**Your objective**
An exact restatement of all the data is required, with the pictures left out.

BEGIN Data to process

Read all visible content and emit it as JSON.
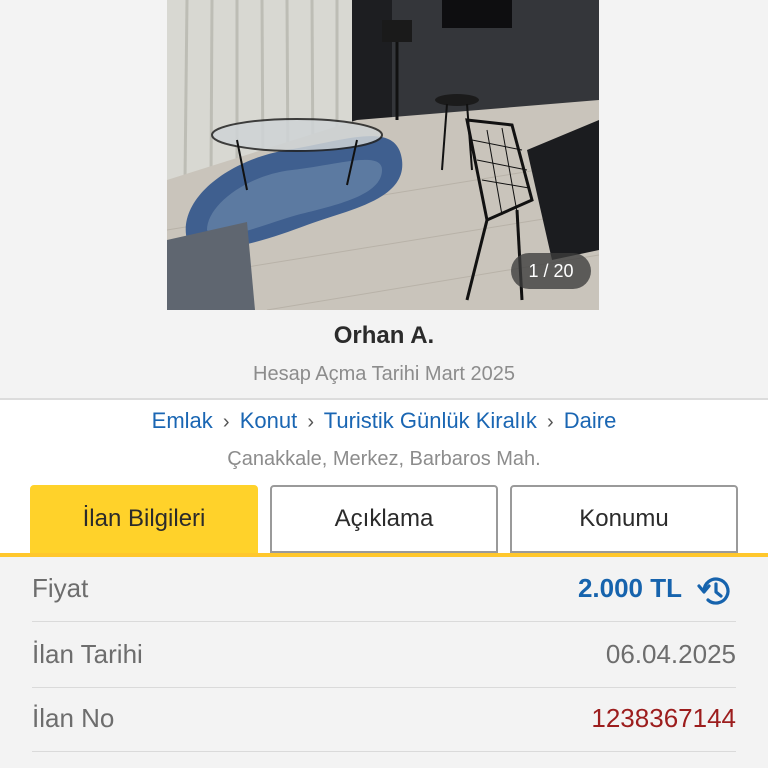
{
  "gallery": {
    "counter": "1 / 20",
    "photo_alt": "living room photo"
  },
  "seller": {
    "name": "Orhan A.",
    "account_since": "Hesap Açma Tarihi Mart 2025"
  },
  "breadcrumb": {
    "items": [
      "Emlak",
      "Konut",
      "Turistik Günlük Kiralık",
      "Daire"
    ],
    "separator": "›"
  },
  "location": "Çanakkale, Merkez, Barbaros Mah.",
  "tabs": [
    {
      "label": "İlan Bilgileri",
      "active": true
    },
    {
      "label": "Açıklama",
      "active": false
    },
    {
      "label": "Konumu",
      "active": false
    }
  ],
  "details": {
    "price_label": "Fiyat",
    "price_value": "2.000 TL",
    "date_label": "İlan Tarihi",
    "date_value": "06.04.2025",
    "no_label": "İlan No",
    "no_value": "1238367144"
  },
  "colors": {
    "accent": "#ffd22a",
    "link": "#1a66b3",
    "price": "#1663ad",
    "listing_no": "#9c1d1d"
  },
  "icons": {
    "price_history": "history-icon"
  }
}
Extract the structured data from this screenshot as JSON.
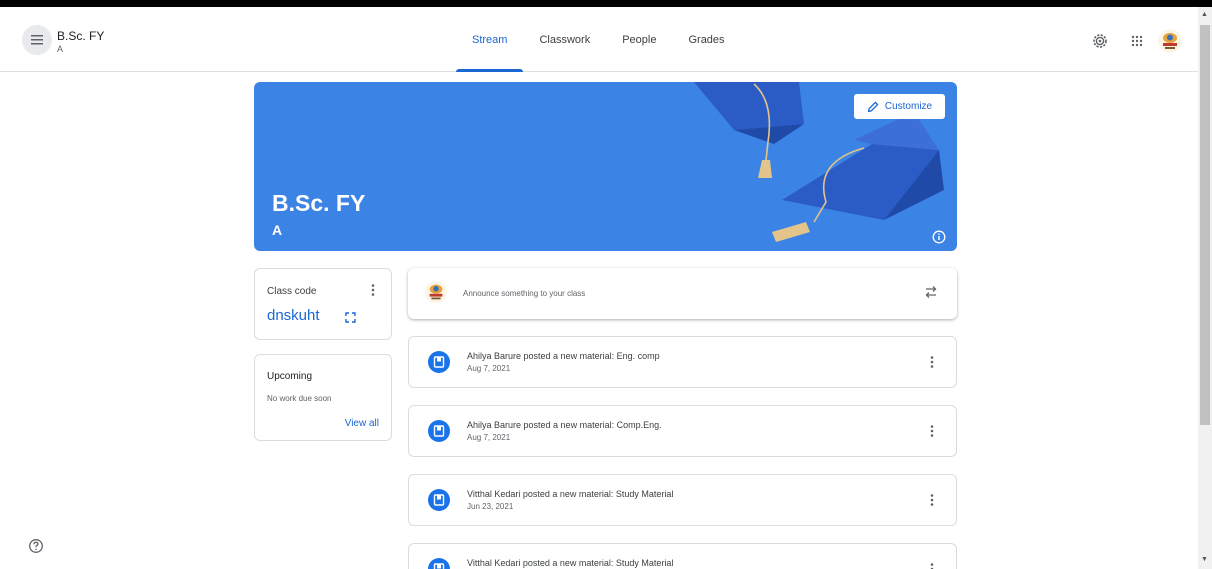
{
  "header": {
    "class_title": "B.Sc. FY",
    "class_section": "A",
    "tabs": [
      {
        "label": "Stream",
        "active": true
      },
      {
        "label": "Classwork",
        "active": false
      },
      {
        "label": "People",
        "active": false
      },
      {
        "label": "Grades",
        "active": false
      }
    ],
    "icons": [
      "settings-icon",
      "apps-grid-icon",
      "user-avatar"
    ]
  },
  "banner": {
    "title": "B.Sc. FY",
    "section": "A",
    "customize_label": "Customize",
    "color": "#3b83e5"
  },
  "class_code": {
    "label": "Class code",
    "value": "dnskuht"
  },
  "upcoming": {
    "title": "Upcoming",
    "message": "No work due soon",
    "link_label": "View all"
  },
  "announce": {
    "placeholder": "Announce something to your class"
  },
  "posts": [
    {
      "title": "Ahilya Barure posted a new material: Eng. comp",
      "date": "Aug 7, 2021"
    },
    {
      "title": "Ahilya Barure posted a new material: Comp.Eng.",
      "date": "Aug 7, 2021"
    },
    {
      "title": "Vitthal Kedari posted a new material: Study Material",
      "date": "Jun 23, 2021"
    },
    {
      "title": "Vitthal Kedari posted a new material: Study Material",
      "date": ""
    }
  ],
  "colors": {
    "accent": "#1967d2",
    "post_icon": "#1a73e8"
  }
}
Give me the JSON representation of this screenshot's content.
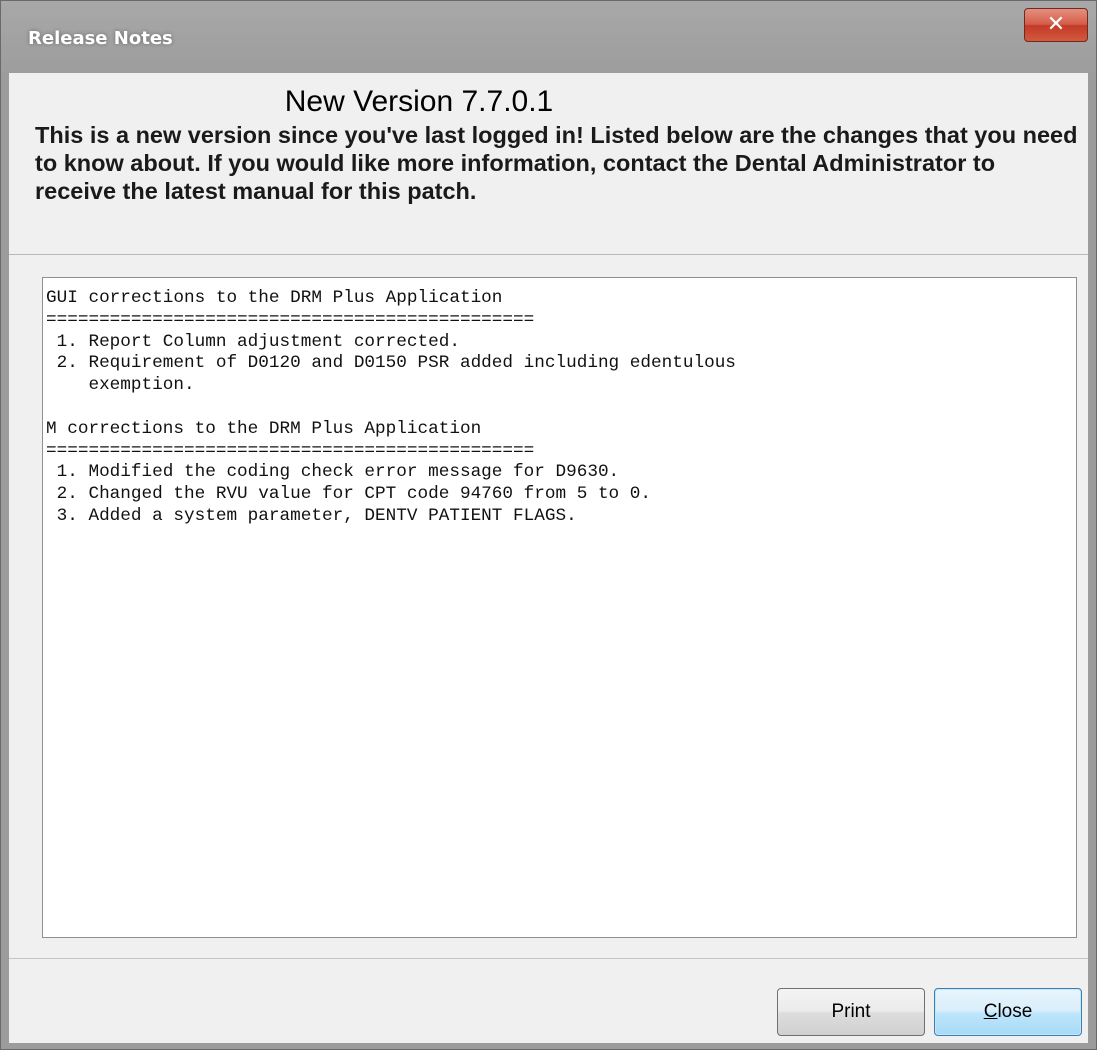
{
  "window": {
    "title": "Release Notes",
    "close_glyph": "✕",
    "close_icon": "close-icon"
  },
  "header": {
    "version_title": "New Version 7.7.0.1",
    "intro_text": "This is a new version since you've last logged in!  Listed below are the changes that you need to know about.  If you would like more information, contact the Dental Administrator to receive the latest manual for this patch."
  },
  "notes": {
    "text": "GUI corrections to the DRM Plus Application\n==============================================\n 1. Report Column adjustment corrected.\n 2. Requirement of D0120 and D0150 PSR added including edentulous\n    exemption.\n\nM corrections to the DRM Plus Application\n==============================================\n 1. Modified the coding check error message for D9630.\n 2. Changed the RVU value for CPT code 94760 from 5 to 0.\n 3. Added a system parameter, DENTV PATIENT FLAGS."
  },
  "buttons": {
    "print_label": "Print",
    "close_mnemonic": "C",
    "close_rest": "lose"
  },
  "colors": {
    "titlebar": "#9c9c9c",
    "panel": "#f0f0f0",
    "close_x": "#c33a27",
    "default_button": "#bee6fd"
  }
}
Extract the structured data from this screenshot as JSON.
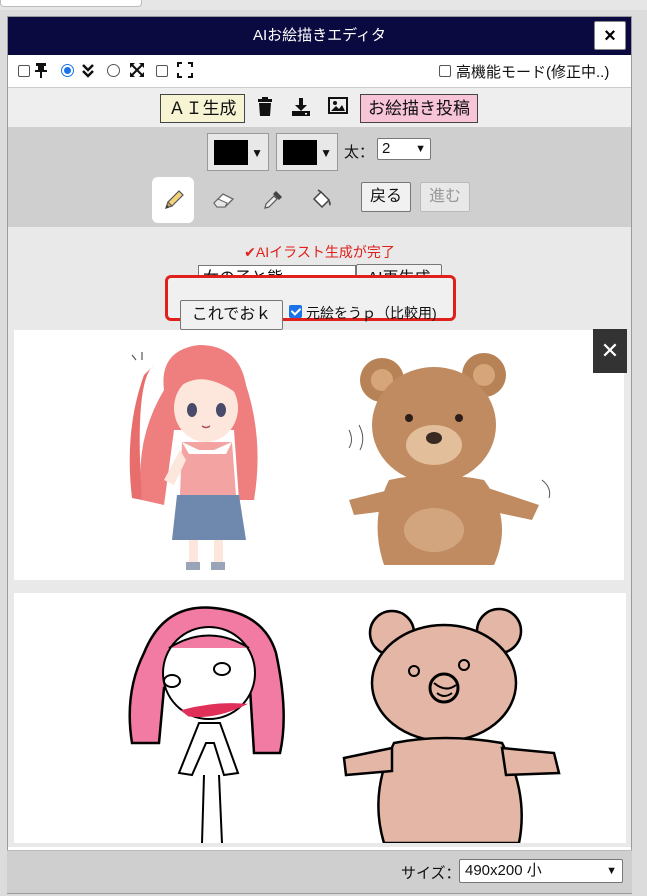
{
  "window": {
    "title": "AIお絵描きエディタ",
    "close_label": "×"
  },
  "options": {
    "pin_checked": false,
    "advanced_mode_label": "高機能モード(修正中..)",
    "advanced_mode_checked": false
  },
  "toolbar": {
    "ai_generate_label": "ＡＩ生成",
    "post_label": "お絵描き投稿"
  },
  "drawing": {
    "color1": "#000000",
    "color2": "#000000",
    "thickness_label": "太：",
    "thickness_value": "2",
    "back_label": "戻る",
    "forward_label": "進む"
  },
  "ai_panel": {
    "status_text": "✔AIイラスト生成が完了",
    "prompt_value": "女の子と熊",
    "regenerate_label": "AI再生成",
    "accept_label": "これでおｋ",
    "compare_label": "元絵をうｐ（比較用)",
    "compare_checked": true
  },
  "footer": {
    "size_label": "サイズ：",
    "size_value": "490x200 小"
  },
  "colors": {
    "title_bg": "#0a0a40",
    "ai_button_bg": "#f6f4d2",
    "post_button_bg": "#f7c4d8",
    "status_color": "#e0201a",
    "highlight_border": "#e0201a"
  }
}
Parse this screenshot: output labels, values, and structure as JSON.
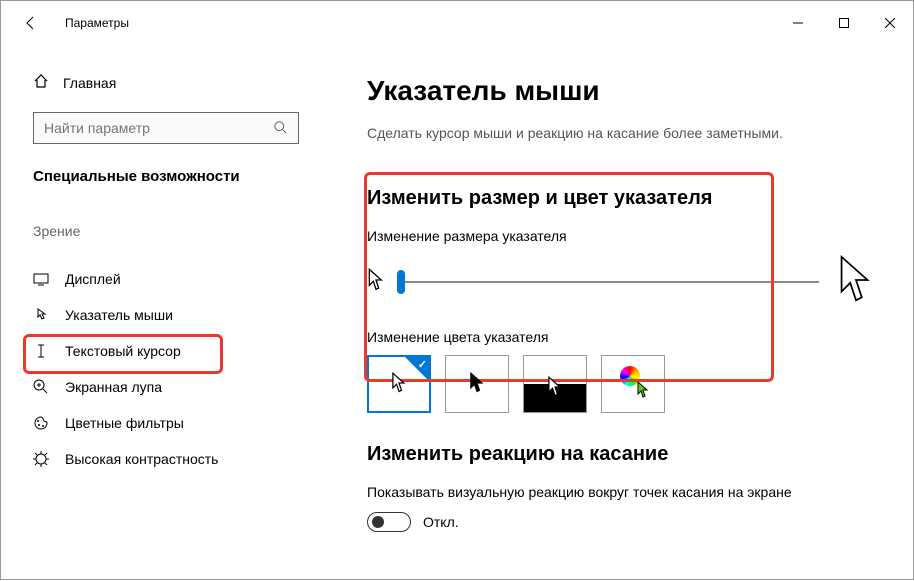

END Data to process

**Solved exercise**
Read all visible content and emit it as JSON.
{
  "gallery": {
    "counter": "1 / 20",
    "photo_alt": "living room photo"
  },
  "seller": {
    "name": "Orhan A.",
    "account_since": "Hesap Açma Tarihi Mart 2025"
  },
  "breadcrumb": {
    "items": [
      "Emlak",
      "Konut",
      "Turistik Günlük Kiralık",
      "Daire"
    ],
    "separator": "›"
  },
  "location": "Çanakkale, Merkez, Barbaros Mah.",
  "tabs": [
    {
      "label": "İlan Bilgileri",
      "active": true
    },
    {
      "label": "Açıklama",
      "active": false
    },
    {
      "label": "Konumu",
      "active": false
    }
  ],
  "details": {
    "price_label": "Fiyat",
    "price_value": "2.000 TL",
    "date_label": "İlan Tarihi",
    "date_value": "06.04.2025",
    "no_label": "İlan No",
    "no_value": "1238367144"
  },
  "colors": {
    "accent": "#ffd22a",
    "link": "#1a66b3",
    "price": "#1663ad",
    "listing_no": "#9c1d1d"
  },
  "icons": {
    "price_history": "history-icon"
  }
}
Extract the structured data from this screenshot as JSON.
{
  "header": {
    "class_title": "B.Sc. FY",
    "class_section": "A",
    "tabs": [
      {
        "label": "Stream",
        "active": true
      },
      {
        "label": "Classwork",
        "active": false
      },
      {
        "label": "People",
        "active": false
      },
      {
        "label": "Grades",
        "active": false
      }
    ],
    "icons": [
      "settings-icon",
      "apps-grid-icon",
      "user-avatar"
    ]
  },
  "banner": {
    "title": "B.Sc. FY",
    "section": "A",
    "customize_label": "Customize",
    "color": "#3b83e5"
  },
  "class_code": {
    "label": "Class code",
    "value": "dnskuht"
  },
  "upcoming": {
    "title": "Upcoming",
    "message": "No work due soon",
    "link_label": "View all"
  },
  "announce": {
    "placeholder": "Announce something to your class"
  },
  "posts": [
    {
      "title": "Ahilya Barure posted a new material: Eng. comp",
      "date": "Aug 7, 2021"
    },
    {
      "title": "Ahilya Barure posted a new material: Comp.Eng.",
      "date": "Aug 7, 2021"
    },
    {
      "title": "Vitthal Kedari posted a new material: Study Material",
      "date": "Jun 23, 2021"
    },
    {
      "title": "Vitthal Kedari posted a new material: Study Material",
      "date": ""
    }
  ],
  "colors": {
    "accent": "#1967d2",
    "post_icon": "#1a73e8"
  }
}
Give me the JSON representation of this screenshot's content.
{
  "window": {
    "title": "Release Notes",
    "close_glyph": "✕",
    "close_icon": "close-icon"
  },
  "header": {
    "version_title": "New Version 7.7.0.1",
    "intro_text": "This is a new version since you've last logged in!  Listed below are the changes that you need to know about.  If you would like more information, contact the Dental Administrator to receive the latest manual for this patch."
  },
  "notes": {
    "text": "GUI corrections to the DRM Plus Application\n==============================================\n 1. Report Column adjustment corrected.\n 2. Requirement of D0120 and D0150 PSR added including edentulous\n    exemption.\n\nM corrections to the DRM Plus Application\n==============================================\n 1. Modified the coding check error message for D9630.\n 2. Changed the RVU value for CPT code 94760 from 5 to 0.\n 3. Added a system parameter, DENTV PATIENT FLAGS."
  },
  "buttons": {
    "print_label": "Print",
    "close_mnemonic": "C",
    "close_rest": "lose"
  },
  "colors": {
    "titlebar": "#9c9c9c",
    "panel": "#f0f0f0",
    "close_x": "#c33a27",
    "default_button": "#bee6fd"
  }
}
Extract the structured data from this screenshot as JSON.
{
  "window": {
    "title": "AIお絵描きエディタ",
    "close_label": "×"
  },
  "options": {
    "pin_checked": false,
    "advanced_mode_label": "高機能モード(修正中..)",
    "advanced_mode_checked": false
  },
  "toolbar": {
    "ai_generate_label": "ＡＩ生成",
    "post_label": "お絵描き投稿"
  },
  "drawing": {
    "color1": "#000000",
    "color2": "#000000",
    "thickness_label": "太：",
    "thickness_value": "2",
    "back_label": "戻る",
    "forward_label": "進む"
  },
  "ai_panel": {
    "status_text": "✔AIイラスト生成が完了",
    "prompt_value": "女の子と熊",
    "regenerate_label": "AI再生成",
    "accept_label": "これでおｋ",
    "compare_label": "元絵をうｐ（比較用)",
    "compare_checked": true
  },
  "footer": {
    "size_label": "サイズ：",
    "size_value": "490x200 小"
  },
  "colors": {
    "title_bg": "#0a0a40",
    "ai_button_bg": "#f6f4d2",
    "post_button_bg": "#f7c4d8",
    "status_color": "#e0201a",
    "highlight_border": "#e0201a"
  }
}
Parse this screenshot: output labels, values, and structure as JSON.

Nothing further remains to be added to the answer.